The Candy Canes
By: Gabriella Balcom
"Drop that!" Lynette snapped at her sister, who was nine.
Cara began unwrapping the candy cane instead, prompting the seventeen-year-old to knock it out of her hands. "Hey!" the younger girl protested. "I was going to eat it."
"Get away!" Lynette said to the woman who'd given Cara the treat, grimacing as if she'd tasted something vile. Bristles protruded from the warts on the old crone's face, and her clothes were tattered and dirty. "She's a nasty hag," the teenager told her sister. "Her candy would've made you sick."
"But I'm hungry," Cara complained. "You spent all the money Mom gave us for lunch on makeup."

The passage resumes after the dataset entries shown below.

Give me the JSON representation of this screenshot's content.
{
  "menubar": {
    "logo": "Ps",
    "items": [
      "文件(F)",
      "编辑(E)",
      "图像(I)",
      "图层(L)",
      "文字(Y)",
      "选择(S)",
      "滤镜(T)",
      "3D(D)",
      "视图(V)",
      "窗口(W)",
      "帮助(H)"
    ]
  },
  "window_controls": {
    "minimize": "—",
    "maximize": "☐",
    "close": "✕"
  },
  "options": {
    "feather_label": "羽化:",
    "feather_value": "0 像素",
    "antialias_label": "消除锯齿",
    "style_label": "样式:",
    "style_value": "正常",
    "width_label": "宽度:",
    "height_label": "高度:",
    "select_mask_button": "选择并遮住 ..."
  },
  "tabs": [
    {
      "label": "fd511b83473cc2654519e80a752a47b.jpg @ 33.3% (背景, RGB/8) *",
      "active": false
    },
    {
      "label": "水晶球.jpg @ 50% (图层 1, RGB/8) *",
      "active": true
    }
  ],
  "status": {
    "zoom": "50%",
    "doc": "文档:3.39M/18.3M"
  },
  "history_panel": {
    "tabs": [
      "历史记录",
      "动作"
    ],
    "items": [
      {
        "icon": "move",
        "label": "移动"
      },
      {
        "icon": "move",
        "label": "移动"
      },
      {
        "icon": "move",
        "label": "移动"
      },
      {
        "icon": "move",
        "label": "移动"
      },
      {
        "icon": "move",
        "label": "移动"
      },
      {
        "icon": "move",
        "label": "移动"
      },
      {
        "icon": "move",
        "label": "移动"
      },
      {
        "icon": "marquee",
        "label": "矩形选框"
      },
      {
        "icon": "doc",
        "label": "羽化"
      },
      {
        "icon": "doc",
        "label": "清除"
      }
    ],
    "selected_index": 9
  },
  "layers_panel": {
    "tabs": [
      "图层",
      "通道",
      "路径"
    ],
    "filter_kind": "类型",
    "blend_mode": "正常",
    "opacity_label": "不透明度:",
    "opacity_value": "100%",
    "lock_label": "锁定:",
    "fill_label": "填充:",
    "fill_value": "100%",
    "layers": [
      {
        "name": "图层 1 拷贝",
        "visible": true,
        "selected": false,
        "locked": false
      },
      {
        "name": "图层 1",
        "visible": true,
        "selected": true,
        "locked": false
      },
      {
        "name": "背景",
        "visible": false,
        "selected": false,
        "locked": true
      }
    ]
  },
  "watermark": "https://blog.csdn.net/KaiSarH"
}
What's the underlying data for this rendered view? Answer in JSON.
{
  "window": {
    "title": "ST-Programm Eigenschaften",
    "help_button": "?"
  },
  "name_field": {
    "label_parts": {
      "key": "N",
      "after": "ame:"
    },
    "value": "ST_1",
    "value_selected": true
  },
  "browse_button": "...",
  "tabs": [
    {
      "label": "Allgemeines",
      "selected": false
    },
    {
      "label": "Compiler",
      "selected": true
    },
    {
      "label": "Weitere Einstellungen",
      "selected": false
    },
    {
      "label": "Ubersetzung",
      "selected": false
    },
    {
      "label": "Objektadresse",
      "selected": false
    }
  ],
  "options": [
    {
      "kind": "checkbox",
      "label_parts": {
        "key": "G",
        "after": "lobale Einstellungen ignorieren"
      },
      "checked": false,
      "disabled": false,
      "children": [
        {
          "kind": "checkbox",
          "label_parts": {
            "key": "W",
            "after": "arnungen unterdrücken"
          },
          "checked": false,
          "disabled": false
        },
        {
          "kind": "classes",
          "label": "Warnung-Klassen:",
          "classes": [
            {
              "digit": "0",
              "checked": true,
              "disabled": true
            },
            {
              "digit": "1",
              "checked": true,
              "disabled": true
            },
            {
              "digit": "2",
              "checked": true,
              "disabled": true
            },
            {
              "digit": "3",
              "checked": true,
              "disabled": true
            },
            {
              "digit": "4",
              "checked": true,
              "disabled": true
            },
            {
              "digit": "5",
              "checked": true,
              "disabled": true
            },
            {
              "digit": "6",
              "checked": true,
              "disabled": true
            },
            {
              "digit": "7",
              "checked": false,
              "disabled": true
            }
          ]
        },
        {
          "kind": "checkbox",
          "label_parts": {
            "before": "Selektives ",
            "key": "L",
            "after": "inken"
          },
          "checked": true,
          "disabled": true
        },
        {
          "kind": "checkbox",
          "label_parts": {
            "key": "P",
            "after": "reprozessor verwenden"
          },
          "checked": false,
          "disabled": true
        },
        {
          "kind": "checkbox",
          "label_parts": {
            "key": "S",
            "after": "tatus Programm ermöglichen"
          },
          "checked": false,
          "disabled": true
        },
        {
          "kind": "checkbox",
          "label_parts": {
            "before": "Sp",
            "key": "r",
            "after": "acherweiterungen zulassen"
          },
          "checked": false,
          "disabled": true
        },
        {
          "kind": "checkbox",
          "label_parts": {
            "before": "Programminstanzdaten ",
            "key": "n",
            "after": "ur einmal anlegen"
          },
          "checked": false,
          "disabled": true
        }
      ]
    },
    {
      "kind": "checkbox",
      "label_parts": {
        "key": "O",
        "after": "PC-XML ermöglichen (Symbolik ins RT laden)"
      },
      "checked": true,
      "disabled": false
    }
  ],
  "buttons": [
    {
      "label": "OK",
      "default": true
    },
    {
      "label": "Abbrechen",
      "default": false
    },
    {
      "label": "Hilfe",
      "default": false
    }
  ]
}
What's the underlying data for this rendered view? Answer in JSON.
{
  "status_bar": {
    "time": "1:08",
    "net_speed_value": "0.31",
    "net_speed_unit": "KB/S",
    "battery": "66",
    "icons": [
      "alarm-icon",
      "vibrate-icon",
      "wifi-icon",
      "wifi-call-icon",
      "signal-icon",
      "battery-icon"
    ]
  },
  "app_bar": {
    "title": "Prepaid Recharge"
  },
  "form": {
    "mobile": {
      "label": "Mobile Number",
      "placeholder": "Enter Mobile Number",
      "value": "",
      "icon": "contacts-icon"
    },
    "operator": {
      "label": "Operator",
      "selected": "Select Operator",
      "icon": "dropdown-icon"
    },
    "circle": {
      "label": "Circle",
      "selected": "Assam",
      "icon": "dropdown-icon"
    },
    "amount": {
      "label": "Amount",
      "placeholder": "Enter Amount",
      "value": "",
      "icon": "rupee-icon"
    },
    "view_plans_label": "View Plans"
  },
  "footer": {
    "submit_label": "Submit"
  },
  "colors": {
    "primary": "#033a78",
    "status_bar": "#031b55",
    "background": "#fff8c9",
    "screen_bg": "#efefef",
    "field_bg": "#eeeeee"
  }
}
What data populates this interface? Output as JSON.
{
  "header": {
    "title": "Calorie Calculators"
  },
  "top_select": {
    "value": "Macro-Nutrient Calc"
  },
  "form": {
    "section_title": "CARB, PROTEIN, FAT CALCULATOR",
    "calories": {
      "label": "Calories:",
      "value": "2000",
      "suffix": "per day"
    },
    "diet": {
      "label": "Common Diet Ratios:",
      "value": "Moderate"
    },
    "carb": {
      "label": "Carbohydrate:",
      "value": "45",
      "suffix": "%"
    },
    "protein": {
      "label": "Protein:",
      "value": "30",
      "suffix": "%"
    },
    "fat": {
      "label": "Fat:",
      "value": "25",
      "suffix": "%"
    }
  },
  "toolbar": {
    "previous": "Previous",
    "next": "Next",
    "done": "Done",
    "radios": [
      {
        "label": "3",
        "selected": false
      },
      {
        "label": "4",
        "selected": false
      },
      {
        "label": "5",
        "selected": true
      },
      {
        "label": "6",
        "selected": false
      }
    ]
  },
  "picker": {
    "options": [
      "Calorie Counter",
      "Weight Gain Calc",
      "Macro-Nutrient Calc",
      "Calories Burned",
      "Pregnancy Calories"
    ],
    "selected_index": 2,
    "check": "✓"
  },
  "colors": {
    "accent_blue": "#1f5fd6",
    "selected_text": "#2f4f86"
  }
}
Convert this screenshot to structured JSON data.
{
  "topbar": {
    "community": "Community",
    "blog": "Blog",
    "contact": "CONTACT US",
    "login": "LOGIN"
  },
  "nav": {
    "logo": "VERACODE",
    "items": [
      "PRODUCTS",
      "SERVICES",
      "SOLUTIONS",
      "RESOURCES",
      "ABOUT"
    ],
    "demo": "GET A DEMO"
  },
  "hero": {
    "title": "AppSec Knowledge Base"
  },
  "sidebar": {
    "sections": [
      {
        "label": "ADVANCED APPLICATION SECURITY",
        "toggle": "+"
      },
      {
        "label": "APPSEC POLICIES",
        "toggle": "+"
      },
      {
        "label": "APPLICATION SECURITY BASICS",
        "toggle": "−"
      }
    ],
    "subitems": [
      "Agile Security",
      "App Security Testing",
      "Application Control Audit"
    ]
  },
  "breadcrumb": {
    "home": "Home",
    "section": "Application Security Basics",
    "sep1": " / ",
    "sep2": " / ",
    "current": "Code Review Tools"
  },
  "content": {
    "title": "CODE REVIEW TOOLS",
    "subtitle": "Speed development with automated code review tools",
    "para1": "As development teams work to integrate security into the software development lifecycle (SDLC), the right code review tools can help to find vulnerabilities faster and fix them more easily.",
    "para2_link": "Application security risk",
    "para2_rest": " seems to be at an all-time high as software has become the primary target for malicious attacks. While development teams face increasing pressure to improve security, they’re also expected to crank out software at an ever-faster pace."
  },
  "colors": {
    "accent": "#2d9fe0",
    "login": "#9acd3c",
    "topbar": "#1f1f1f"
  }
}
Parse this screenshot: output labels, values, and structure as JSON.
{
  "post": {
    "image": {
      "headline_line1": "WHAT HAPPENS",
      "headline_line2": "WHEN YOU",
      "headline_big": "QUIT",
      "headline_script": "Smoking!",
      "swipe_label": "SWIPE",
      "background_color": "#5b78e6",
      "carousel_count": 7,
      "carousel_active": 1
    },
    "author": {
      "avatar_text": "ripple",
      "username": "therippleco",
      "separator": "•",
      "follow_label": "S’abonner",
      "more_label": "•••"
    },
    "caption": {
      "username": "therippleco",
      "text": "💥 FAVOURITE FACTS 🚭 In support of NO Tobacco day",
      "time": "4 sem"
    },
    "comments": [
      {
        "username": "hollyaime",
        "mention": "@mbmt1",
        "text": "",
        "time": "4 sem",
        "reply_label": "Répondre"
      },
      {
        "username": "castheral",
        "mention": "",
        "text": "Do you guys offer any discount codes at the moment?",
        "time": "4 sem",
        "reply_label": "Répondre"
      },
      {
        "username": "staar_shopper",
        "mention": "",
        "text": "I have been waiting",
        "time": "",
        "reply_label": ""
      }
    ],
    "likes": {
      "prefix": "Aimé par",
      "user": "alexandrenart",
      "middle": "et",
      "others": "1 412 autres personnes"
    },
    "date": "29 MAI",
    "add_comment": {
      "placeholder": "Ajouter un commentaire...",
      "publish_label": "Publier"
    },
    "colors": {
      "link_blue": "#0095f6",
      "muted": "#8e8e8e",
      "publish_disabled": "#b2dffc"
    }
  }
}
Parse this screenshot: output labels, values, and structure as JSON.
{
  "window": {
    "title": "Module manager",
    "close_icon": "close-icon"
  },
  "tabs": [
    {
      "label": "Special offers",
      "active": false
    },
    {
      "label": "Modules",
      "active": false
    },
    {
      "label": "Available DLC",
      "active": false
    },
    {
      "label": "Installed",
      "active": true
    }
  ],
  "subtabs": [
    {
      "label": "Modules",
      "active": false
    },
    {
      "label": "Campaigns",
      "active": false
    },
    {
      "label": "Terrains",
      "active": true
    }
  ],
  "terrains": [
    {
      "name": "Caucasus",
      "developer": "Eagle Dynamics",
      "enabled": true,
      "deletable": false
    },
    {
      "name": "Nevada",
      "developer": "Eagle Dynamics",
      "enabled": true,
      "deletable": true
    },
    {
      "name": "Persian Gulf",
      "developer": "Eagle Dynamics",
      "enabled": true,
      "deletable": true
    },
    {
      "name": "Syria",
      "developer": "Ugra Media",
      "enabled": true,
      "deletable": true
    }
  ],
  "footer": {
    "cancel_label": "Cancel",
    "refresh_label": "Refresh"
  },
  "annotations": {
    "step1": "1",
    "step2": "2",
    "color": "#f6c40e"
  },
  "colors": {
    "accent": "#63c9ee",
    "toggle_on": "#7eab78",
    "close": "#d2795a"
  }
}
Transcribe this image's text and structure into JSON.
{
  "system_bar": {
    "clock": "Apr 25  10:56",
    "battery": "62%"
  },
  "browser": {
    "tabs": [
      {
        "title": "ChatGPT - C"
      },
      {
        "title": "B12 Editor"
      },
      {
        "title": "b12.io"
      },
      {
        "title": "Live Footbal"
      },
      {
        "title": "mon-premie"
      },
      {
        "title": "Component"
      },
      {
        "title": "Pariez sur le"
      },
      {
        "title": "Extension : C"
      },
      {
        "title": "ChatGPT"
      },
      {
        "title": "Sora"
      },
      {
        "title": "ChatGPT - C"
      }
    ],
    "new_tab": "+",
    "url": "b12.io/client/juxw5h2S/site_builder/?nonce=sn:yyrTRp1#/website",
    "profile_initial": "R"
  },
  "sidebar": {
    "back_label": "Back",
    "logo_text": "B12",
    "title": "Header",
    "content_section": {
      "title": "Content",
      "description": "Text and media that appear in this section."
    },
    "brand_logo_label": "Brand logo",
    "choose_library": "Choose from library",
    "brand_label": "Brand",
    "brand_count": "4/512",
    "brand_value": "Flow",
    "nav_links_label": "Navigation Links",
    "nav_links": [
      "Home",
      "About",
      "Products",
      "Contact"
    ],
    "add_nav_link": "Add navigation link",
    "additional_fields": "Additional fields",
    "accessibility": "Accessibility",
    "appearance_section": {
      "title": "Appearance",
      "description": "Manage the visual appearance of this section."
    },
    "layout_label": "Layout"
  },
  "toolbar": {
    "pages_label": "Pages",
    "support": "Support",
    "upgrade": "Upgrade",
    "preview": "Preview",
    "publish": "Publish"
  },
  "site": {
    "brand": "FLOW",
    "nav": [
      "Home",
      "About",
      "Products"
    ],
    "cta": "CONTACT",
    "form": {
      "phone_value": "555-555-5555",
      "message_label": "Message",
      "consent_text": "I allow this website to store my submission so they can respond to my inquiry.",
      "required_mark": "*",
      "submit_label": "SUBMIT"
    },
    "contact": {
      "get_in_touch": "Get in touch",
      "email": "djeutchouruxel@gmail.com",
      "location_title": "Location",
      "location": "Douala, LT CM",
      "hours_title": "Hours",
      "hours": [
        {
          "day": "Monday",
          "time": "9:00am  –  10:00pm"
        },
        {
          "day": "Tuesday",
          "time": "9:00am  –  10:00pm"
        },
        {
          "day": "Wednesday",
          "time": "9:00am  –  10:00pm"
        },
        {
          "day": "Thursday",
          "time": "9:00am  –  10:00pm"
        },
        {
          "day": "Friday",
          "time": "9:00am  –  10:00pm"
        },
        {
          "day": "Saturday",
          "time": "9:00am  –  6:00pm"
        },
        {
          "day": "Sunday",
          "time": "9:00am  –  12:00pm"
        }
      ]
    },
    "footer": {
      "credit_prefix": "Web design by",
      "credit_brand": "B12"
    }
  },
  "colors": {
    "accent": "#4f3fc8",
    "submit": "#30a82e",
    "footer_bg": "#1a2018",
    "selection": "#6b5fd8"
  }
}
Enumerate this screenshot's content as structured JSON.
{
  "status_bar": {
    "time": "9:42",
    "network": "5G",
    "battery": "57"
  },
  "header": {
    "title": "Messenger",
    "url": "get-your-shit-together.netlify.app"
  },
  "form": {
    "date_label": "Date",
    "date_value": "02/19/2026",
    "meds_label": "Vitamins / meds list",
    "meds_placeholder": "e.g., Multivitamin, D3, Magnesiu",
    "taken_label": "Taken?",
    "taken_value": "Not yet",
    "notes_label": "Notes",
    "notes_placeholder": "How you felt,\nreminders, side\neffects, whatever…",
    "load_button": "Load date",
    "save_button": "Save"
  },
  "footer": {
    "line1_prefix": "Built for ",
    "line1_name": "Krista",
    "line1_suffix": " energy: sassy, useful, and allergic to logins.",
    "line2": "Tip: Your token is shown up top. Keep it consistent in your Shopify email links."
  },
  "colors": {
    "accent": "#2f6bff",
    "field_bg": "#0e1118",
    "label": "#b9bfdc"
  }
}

"Quit whining." Lynette turned away to answer her cell, chattering a hundred miles a minute.
Cara stared longingly at the cane on the ground, which was covered in multi-colored swirls and shiny flecks. She'd never seen one like it, but bet it was delicious.
Edging closer, the old woman raised one gnarled finger to her lips and opened her other hand.
Seeing the candy canes she held, Cara's eyes widened.
The woman placed them in the girl's hand, winked, then hobbled away.
Cara stuffed them in her purse with a giggle.
When the sisters got home, Cara darted into a bathroom and fished a candy cane out of her purse. She turned it every which way, admiring the colors and how it gleamed before eating it. It tasted so amazing. She had another gone within seconds.
At supper, she stuffed herself with dinner and pie. Still craving sweets, she went to her room to enjoy another cane from her secret stash. She hung the three that remained on the Christmas spruce tree in the front room before heading to bed.
Hours later, the lights on the tree went out.
Dorrie, the family's calico cat, raised her head from where she'd been napping on the carpet, sniffed, and padded toward the spruce. Batting the lower ornaments, she knocked two down before squeezing between presents, leaving the tip of her tail sticking out.
A candy cane fell to the floor with a thump, and the cat hissed, whirling around. She slunk toward it, tapping it with a paw. The treat suddenly moved, and Dorrie somersaulted backward through the air, fleeing down the hall.
One of the shiny flecks on the cane twisted open. Something slender extended from the tiny hole, then a second thing, and another. A spider hoisted itself out, its eyes glowing green. More spiders appeared, and the other two canes fell to the floor beside the first.
The carpet became a dark, flowing stream as dozens and dozens of arachnids scurried across the room and up the stairs. Crawling under Cara's door, they surrounded her bed. One raised a leg, pointing upward, and cookies appeared beside the child. Other spiders raised their appendages, and chocolates and other goodies materialized.
The arachnids left, passing her parents' door and entering Lynette's bedroom. They swarmed her, crawling into her nose and ears. She woke, shrieking and flailing around, but the spiders poured into her mouth, choking her cries. Her eyes rolled back in their sockets until only white showed.
For a few moments, she lay motionless. Then her eyes opened, glowing green.